§ Task input:
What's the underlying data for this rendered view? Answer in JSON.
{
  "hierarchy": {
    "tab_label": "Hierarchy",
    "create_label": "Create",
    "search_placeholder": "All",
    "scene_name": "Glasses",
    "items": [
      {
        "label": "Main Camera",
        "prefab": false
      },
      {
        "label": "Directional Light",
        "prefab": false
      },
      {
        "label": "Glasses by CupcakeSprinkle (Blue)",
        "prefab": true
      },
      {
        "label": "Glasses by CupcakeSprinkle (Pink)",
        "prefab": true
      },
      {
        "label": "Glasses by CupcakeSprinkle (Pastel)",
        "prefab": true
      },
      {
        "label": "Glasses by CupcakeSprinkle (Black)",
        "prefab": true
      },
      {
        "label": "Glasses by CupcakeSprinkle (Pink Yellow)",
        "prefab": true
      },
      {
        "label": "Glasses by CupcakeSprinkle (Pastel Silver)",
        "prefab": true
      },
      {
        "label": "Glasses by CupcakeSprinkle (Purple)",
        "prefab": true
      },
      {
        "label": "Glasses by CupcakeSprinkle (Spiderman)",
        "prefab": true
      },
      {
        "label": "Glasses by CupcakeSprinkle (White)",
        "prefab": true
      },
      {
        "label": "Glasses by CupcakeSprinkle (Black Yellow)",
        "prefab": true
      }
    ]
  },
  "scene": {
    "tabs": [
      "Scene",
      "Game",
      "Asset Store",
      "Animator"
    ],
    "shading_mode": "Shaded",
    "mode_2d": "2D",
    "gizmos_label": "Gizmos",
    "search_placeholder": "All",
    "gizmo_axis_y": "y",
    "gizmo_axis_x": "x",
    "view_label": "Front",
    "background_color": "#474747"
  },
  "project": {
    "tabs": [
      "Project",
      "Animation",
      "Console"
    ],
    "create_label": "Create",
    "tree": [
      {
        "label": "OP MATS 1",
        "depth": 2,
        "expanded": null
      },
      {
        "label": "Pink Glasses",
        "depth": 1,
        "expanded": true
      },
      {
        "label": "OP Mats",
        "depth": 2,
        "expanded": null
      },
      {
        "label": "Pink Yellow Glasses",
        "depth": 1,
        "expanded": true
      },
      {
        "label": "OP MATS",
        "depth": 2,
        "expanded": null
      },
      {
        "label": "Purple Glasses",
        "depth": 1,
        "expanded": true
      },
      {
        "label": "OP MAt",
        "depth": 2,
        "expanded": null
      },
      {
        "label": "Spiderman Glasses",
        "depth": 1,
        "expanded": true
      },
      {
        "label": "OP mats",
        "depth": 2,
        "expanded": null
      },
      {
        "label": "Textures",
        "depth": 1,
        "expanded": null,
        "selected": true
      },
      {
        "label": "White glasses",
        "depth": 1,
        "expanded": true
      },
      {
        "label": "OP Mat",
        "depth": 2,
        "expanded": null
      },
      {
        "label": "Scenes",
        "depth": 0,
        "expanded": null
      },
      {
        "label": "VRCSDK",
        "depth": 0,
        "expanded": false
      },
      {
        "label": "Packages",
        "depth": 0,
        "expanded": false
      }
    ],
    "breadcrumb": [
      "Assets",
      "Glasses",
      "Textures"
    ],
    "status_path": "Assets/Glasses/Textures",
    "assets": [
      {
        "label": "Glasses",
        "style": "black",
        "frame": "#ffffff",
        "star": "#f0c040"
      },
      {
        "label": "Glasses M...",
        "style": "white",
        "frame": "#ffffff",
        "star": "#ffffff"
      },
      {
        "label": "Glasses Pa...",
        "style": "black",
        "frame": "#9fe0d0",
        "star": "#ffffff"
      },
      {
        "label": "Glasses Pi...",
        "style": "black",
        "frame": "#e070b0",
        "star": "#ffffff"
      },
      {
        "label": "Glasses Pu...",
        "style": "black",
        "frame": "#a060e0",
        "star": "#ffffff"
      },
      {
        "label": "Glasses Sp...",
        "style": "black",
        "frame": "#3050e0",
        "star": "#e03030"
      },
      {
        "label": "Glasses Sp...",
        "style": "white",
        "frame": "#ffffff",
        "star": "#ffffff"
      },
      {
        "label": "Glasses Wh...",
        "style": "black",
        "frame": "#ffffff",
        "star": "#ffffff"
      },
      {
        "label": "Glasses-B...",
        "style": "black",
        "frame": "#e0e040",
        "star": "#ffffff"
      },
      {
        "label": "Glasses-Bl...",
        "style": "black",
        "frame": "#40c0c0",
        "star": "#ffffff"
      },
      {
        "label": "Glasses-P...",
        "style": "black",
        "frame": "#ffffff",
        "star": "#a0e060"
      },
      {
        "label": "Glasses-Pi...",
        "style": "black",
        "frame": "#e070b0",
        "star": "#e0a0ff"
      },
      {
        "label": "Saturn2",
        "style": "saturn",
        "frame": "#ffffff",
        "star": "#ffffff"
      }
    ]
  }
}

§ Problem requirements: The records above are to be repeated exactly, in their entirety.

§ Completed task:
What's the underlying data for this rendered view? Answer in JSON.
{
  "hierarchy": {
    "tab_label": "Hierarchy",
    "create_label": "Create",
    "search_placeholder": "All",
    "scene_name": "Glasses",
    "items": [
      {
        "label": "Main Camera",
        "prefab": false
      },
      {
        "label": "Directional Light",
        "prefab": false
      },
      {
        "label": "Glasses by CupcakeSprinkle (Blue)",
        "prefab": true
      },
      {
        "label": "Glasses by CupcakeSprinkle (Pink)",
        "prefab": true
      },
      {
        "label": "Glasses by CupcakeSprinkle (Pastel)",
        "prefab": true
      },
      {
        "label": "Glasses by CupcakeSprinkle (Black)",
        "prefab": true
      },
      {
        "label": "Glasses by CupcakeSprinkle (Pink Yellow)",
        "prefab": true
      },
      {
        "label": "Glasses by CupcakeSprinkle (Pastel Silver)",
        "prefab": true
      },
      {
        "label": "Glasses by CupcakeSprinkle (Purple)",
        "prefab": true
      },
      {
        "label": "Glasses by CupcakeSprinkle (Spiderman)",
        "prefab": true
      },
      {
        "label": "Glasses by CupcakeSprinkle (White)",
        "prefab": true
      },
      {
        "label": "Glasses by CupcakeSprinkle (Black Yellow)",
        "prefab": true
      }
    ]
  },
  "scene": {
    "tabs": [
      "Scene",
      "Game",
      "Asset Store",
      "Animator"
    ],
    "shading_mode": "Shaded",
    "mode_2d": "2D",
    "gizmos_label": "Gizmos",
    "search_placeholder": "All",
    "gizmo_axis_y": "y",
    "gizmo_axis_x": "x",
    "view_label": "Front",
    "background_color": "#474747"
  },
  "project": {
    "tabs": [
      "Project",
      "Animation",
      "Console"
    ],
    "create_label": "Create",
    "tree": [
      {
        "label": "OP MATS 1",
        "depth": 2,
        "expanded": null
      },
      {
        "label": "Pink Glasses",
        "depth": 1,
        "expanded": true
      },
      {
        "label": "OP Mats",
        "depth": 2,
        "expanded": null
      },
      {
        "label": "Pink Yellow Glasses",
        "depth": 1,
        "expanded": true
      },
      {
        "label": "OP MATS",
        "depth": 2,
        "expanded": null
      },
      {
        "label": "Purple Glasses",
        "depth": 1,
        "expanded": true
      },
      {
        "label": "OP MAt",
        "depth": 2,
        "expanded": null
      },
      {
        "label": "Spiderman Glasses",
        "depth": 1,
        "expanded": true
      },
      {
        "label": "OP mats",
        "depth": 2,
        "expanded": null
      },
      {
        "label": "Textures",
        "depth": 1,
        "expanded": null,
        "selected": true
      },
      {
        "label": "White glasses",
        "depth": 1,
        "expanded": true
      },
      {
        "label": "OP Mat",
        "depth": 2,
        "expanded": null
      },
      {
        "label": "Scenes",
        "depth": 0,
        "expanded": null
      },
      {
        "label": "VRCSDK",
        "depth": 0,
        "expanded": false
      },
      {
        "label": "Packages",
        "depth": 0,
        "expanded": false
      }
    ],
    "breadcrumb": [
      "Assets",
      "Glasses",
      "Textures"
    ],
    "status_path": "Assets/Glasses/Textures",
    "assets": [
      {
        "label": "Glasses",
        "style": "black",
        "frame": "#ffffff",
        "star": "#f0c040"
      },
      {
        "label": "Glasses M...",
        "style": "white",
        "frame": "#ffffff",
        "star": "#ffffff"
      },
      {
        "label": "Glasses Pa...",
        "style": "black",
        "frame": "#9fe0d0",
        "star": "#ffffff"
      },
      {
        "label": "Glasses Pi...",
        "style": "black",
        "frame": "#e070b0",
        "star": "#ffffff"
      },
      {
        "label": "Glasses Pu...",
        "style": "black",
        "frame": "#a060e0",
        "star": "#ffffff"
      },
      {
        "label": "Glasses Sp...",
        "style": "black",
        "frame": "#3050e0",
        "star": "#e03030"
      },
      {
        "label": "Glasses Sp...",
        "style": "white",
        "frame": "#ffffff",
        "star": "#ffffff"
      },
      {
        "label": "Glasses Wh...",
        "style": "black",
        "frame": "#ffffff",
        "star": "#ffffff"
      },
      {
        "label": "Glasses-B...",
        "style": "black",
        "frame": "#e0e040",
        "star": "#ffffff"
      },
      {
        "label": "Glasses-Bl...",
        "style": "black",
        "frame": "#40c0c0",
        "star": "#ffffff"
      },
      {
        "label": "Glasses-P...",
        "style": "black",
        "frame": "#ffffff",
        "star": "#a0e060"
      },
      {
        "label": "Glasses-Pi...",
        "style": "black",
        "frame": "#e070b0",
        "star": "#e0a0ff"
      },
      {
        "label": "Saturn2",
        "style": "saturn",
        "frame": "#ffffff",
        "star": "#ffffff"
      }
    ]
  }
}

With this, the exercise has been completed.